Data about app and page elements

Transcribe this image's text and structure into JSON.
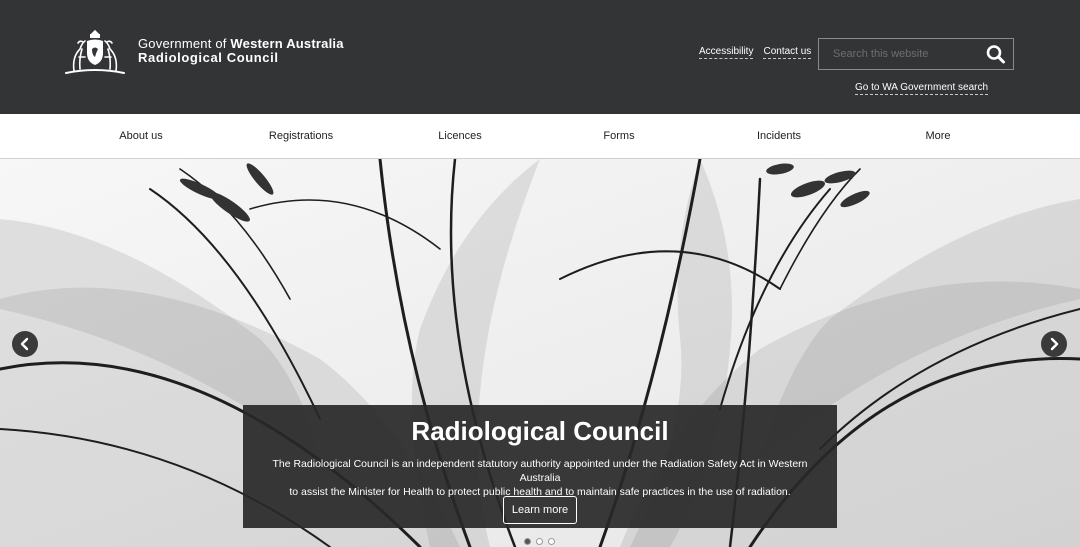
{
  "header": {
    "org_prefix": "Government of ",
    "org_state": "Western Australia",
    "org_name": "Radiological Council",
    "links": [
      "Accessibility",
      "Contact us"
    ],
    "search_placeholder": "Search this website",
    "wa_search_link": "Go to WA Government search",
    "background_color": "#333436"
  },
  "nav": {
    "items": [
      "About us",
      "Registrations",
      "Licences",
      "Forms",
      "Incidents",
      "More"
    ]
  },
  "hero": {
    "title": "Radiological Council",
    "line1": "The Radiological Council is an independent statutory authority appointed under the Radiation Safety Act in Western Australia",
    "line2": "to assist the Minister for Health to protect public health and to maintain safe practices in the use of radiation.",
    "button_label": "Learn more",
    "slides_total": 3,
    "active_slide": 1,
    "icons": {
      "prev": "chevron-left-icon",
      "next": "chevron-right-icon",
      "search": "search-icon"
    }
  }
}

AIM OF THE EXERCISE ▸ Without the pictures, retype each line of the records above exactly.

RESPONSE TO THE EXERCISE ▸
Transcribe this image's text and structure into JSON.
{
  "header": {
    "org_prefix": "Government of ",
    "org_state": "Western Australia",
    "org_name": "Radiological Council",
    "links": [
      "Accessibility",
      "Contact us"
    ],
    "search_placeholder": "Search this website",
    "wa_search_link": "Go to WA Government search",
    "background_color": "#333436"
  },
  "nav": {
    "items": [
      "About us",
      "Registrations",
      "Licences",
      "Forms",
      "Incidents",
      "More"
    ]
  },
  "hero": {
    "title": "Radiological Council",
    "line1": "The Radiological Council is an independent statutory authority appointed under the Radiation Safety Act in Western Australia",
    "line2": "to assist the Minister for Health to protect public health and to maintain safe practices in the use of radiation.",
    "button_label": "Learn more",
    "slides_total": 3,
    "active_slide": 1,
    "icons": {
      "prev": "chevron-left-icon",
      "next": "chevron-right-icon",
      "search": "search-icon"
    }
  }
}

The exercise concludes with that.